(Website and app data records)
####################
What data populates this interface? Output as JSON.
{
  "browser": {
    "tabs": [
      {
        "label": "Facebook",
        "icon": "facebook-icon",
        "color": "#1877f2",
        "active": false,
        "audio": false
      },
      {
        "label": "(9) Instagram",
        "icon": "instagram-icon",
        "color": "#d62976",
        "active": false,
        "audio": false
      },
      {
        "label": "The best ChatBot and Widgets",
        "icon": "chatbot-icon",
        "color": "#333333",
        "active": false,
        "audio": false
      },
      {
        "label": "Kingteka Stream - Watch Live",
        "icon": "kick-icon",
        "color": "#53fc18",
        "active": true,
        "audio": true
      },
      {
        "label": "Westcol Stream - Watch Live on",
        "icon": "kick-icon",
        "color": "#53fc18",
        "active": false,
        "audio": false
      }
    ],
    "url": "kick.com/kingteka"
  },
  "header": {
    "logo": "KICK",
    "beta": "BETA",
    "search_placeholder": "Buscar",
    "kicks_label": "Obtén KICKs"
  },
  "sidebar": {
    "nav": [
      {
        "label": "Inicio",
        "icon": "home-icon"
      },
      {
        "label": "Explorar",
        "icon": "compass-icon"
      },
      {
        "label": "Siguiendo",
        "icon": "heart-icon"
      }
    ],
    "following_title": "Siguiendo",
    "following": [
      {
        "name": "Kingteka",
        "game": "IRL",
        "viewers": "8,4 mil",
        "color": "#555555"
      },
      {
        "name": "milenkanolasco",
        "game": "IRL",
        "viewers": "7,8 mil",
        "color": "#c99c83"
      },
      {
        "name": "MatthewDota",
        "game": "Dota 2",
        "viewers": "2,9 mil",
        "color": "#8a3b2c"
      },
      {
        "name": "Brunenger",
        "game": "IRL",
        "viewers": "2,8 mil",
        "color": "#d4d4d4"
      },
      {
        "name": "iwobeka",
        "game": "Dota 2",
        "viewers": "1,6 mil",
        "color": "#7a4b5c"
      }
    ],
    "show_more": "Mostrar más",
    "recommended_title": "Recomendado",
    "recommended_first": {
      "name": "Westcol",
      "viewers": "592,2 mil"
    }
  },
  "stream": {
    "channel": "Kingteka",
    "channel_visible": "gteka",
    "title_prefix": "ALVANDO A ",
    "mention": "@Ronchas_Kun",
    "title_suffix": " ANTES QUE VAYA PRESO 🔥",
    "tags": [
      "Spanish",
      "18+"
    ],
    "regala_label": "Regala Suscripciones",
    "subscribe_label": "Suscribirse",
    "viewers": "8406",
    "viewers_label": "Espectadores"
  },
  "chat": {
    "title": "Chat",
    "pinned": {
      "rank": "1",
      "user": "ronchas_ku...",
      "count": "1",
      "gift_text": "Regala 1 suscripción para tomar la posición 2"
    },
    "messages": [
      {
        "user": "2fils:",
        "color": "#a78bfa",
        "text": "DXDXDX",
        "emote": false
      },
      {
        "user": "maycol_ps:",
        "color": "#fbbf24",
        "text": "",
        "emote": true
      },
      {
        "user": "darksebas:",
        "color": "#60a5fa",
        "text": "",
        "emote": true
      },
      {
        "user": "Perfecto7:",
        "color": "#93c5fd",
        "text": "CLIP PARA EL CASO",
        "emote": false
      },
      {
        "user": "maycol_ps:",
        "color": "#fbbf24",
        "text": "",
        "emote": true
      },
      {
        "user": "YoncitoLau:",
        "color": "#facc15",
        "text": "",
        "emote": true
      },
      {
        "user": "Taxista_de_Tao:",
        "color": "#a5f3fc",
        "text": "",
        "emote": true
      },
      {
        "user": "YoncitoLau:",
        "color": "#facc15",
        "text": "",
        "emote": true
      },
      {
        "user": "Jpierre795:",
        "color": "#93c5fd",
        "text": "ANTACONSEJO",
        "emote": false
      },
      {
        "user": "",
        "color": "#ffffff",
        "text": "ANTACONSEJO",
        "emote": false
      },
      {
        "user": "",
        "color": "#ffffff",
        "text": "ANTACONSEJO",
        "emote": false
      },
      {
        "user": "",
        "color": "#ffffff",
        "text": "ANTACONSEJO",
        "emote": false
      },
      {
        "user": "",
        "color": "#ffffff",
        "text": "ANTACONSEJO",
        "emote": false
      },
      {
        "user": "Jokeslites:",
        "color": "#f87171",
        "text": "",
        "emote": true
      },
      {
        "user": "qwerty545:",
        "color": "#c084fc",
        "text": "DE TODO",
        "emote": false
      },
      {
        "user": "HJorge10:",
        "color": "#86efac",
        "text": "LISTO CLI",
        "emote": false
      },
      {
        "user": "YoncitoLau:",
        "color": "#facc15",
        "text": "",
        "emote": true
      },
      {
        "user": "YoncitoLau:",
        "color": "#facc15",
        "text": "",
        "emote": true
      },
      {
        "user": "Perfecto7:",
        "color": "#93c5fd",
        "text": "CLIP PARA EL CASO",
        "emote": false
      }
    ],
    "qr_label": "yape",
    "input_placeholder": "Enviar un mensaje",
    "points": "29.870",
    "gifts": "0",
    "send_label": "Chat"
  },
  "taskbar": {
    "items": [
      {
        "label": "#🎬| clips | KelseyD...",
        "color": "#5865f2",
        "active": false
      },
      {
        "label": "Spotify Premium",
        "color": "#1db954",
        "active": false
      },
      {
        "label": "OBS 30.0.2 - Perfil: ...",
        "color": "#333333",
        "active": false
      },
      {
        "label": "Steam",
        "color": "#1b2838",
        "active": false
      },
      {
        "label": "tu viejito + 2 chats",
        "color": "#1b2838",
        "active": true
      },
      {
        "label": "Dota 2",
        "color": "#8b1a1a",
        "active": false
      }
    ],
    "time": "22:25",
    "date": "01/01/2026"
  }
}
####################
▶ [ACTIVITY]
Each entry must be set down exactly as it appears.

▶ [YOUR SOLUTION]
What data populates this interface? Output as JSON.
{
  "browser": {
    "tabs": [
      {
        "label": "Facebook",
        "icon": "facebook-icon",
        "color": "#1877f2",
        "active": false,
        "audio": false
      },
      {
        "label": "(9) Instagram",
        "icon": "instagram-icon",
        "color": "#d62976",
        "active": false,
        "audio": false
      },
      {
        "label": "The best ChatBot and Widgets",
        "icon": "chatbot-icon",
        "color": "#333333",
        "active": false,
        "audio": false
      },
      {
        "label": "Kingteka Stream - Watch Live",
        "icon": "kick-icon",
        "color": "#53fc18",
        "active": true,
        "audio": true
      },
      {
        "label": "Westcol Stream - Watch Live on",
        "icon": "kick-icon",
        "color": "#53fc18",
        "active": false,
        "audio": false
      }
    ],
    "url": "kick.com/kingteka"
  },
  "header": {
    "logo": "KICK",
    "beta": "BETA",
    "search_placeholder": "Buscar",
    "kicks_label": "Obtén KICKs"
  },
  "sidebar": {
    "nav": [
      {
        "label": "Inicio",
        "icon": "home-icon"
      },
      {
        "label": "Explorar",
        "icon": "compass-icon"
      },
      {
        "label": "Siguiendo",
        "icon": "heart-icon"
      }
    ],
    "following_title": "Siguiendo",
    "following": [
      {
        "name": "Kingteka",
        "game": "IRL",
        "viewers": "8,4 mil",
        "color": "#555555"
      },
      {
        "name": "milenkanolasco",
        "game": "IRL",
        "viewers": "7,8 mil",
        "color": "#c99c83"
      },
      {
        "name": "MatthewDota",
        "game": "Dota 2",
        "viewers": "2,9 mil",
        "color": "#8a3b2c"
      },
      {
        "name": "Brunenger",
        "game": "IRL",
        "viewers": "2,8 mil",
        "color": "#d4d4d4"
      },
      {
        "name": "iwobeka",
        "game": "Dota 2",
        "viewers": "1,6 mil",
        "color": "#7a4b5c"
      }
    ],
    "show_more": "Mostrar más",
    "recommended_title": "Recomendado",
    "recommended_first": {
      "name": "Westcol",
      "viewers": "592,2 mil"
    }
  },
  "stream": {
    "channel": "Kingteka",
    "channel_visible": "gteka",
    "title_prefix": "ALVANDO A ",
    "mention": "@Ronchas_Kun",
    "title_suffix": " ANTES QUE VAYA PRESO 🔥",
    "tags": [
      "Spanish",
      "18+"
    ],
    "regala_label": "Regala Suscripciones",
    "subscribe_label": "Suscribirse",
    "viewers": "8406",
    "viewers_label": "Espectadores"
  },
  "chat": {
    "title": "Chat",
    "pinned": {
      "rank": "1",
      "user": "ronchas_ku...",
      "count": "1",
      "gift_text": "Regala 1 suscripción para tomar la posición 2"
    },
    "messages": [
      {
        "user": "2fils:",
        "color": "#a78bfa",
        "text": "DXDXDX",
        "emote": false
      },
      {
        "user": "maycol_ps:",
        "color": "#fbbf24",
        "text": "",
        "emote": true
      },
      {
        "user": "darksebas:",
        "color": "#60a5fa",
        "text": "",
        "emote": true
      },
      {
        "user": "Perfecto7:",
        "color": "#93c5fd",
        "text": "CLIP PARA EL CASO",
        "emote": false
      },
      {
        "user": "maycol_ps:",
        "color": "#fbbf24",
        "text": "",
        "emote": true
      },
      {
        "user": "YoncitoLau:",
        "color": "#facc15",
        "text": "",
        "emote": true
      },
      {
        "user": "Taxista_de_Tao:",
        "color": "#a5f3fc",
        "text": "",
        "emote": true
      },
      {
        "user": "YoncitoLau:",
        "color": "#facc15",
        "text": "",
        "emote": true
      },
      {
        "user": "Jpierre795:",
        "color": "#93c5fd",
        "text": "ANTACONSEJO",
        "emote": false
      },
      {
        "user": "",
        "color": "#ffffff",
        "text": "ANTACONSEJO",
        "emote": false
      },
      {
        "user": "",
        "color": "#ffffff",
        "text": "ANTACONSEJO",
        "emote": false
      },
      {
        "user": "",
        "color": "#ffffff",
        "text": "ANTACONSEJO",
        "emote": false
      },
      {
        "user": "",
        "color": "#ffffff",
        "text": "ANTACONSEJO",
        "emote": false
      },
      {
        "user": "Jokeslites:",
        "color": "#f87171",
        "text": "",
        "emote": true
      },
      {
        "user": "qwerty545:",
        "color": "#c084fc",
        "text": "DE TODO",
        "emote": false
      },
      {
        "user": "HJorge10:",
        "color": "#86efac",
        "text": "LISTO CLI",
        "emote": false
      },
      {
        "user": "YoncitoLau:",
        "color": "#facc15",
        "text": "",
        "emote": true
      },
      {
        "user": "YoncitoLau:",
        "color": "#facc15",
        "text": "",
        "emote": true
      },
      {
        "user": "Perfecto7:",
        "color": "#93c5fd",
        "text": "CLIP PARA EL CASO",
        "emote": false
      }
    ],
    "qr_label": "yape",
    "input_placeholder": "Enviar un mensaje",
    "points": "29.870",
    "gifts": "0",
    "send_label": "Chat"
  },
  "taskbar": {
    "items": [
      {
        "label": "#🎬| clips | KelseyD...",
        "color": "#5865f2",
        "active": false
      },
      {
        "label": "Spotify Premium",
        "color": "#1db954",
        "active": false
      },
      {
        "label": "OBS 30.0.2 - Perfil: ...",
        "color": "#333333",
        "active": false
      },
      {
        "label": "Steam",
        "color": "#1b2838",
        "active": false
      },
      {
        "label": "tu viejito + 2 chats",
        "color": "#1b2838",
        "active": true
      },
      {
        "label": "Dota 2",
        "color": "#8b1a1a",
        "active": false
      }
    ],
    "time": "22:25",
    "date": "01/01/2026"
  }
}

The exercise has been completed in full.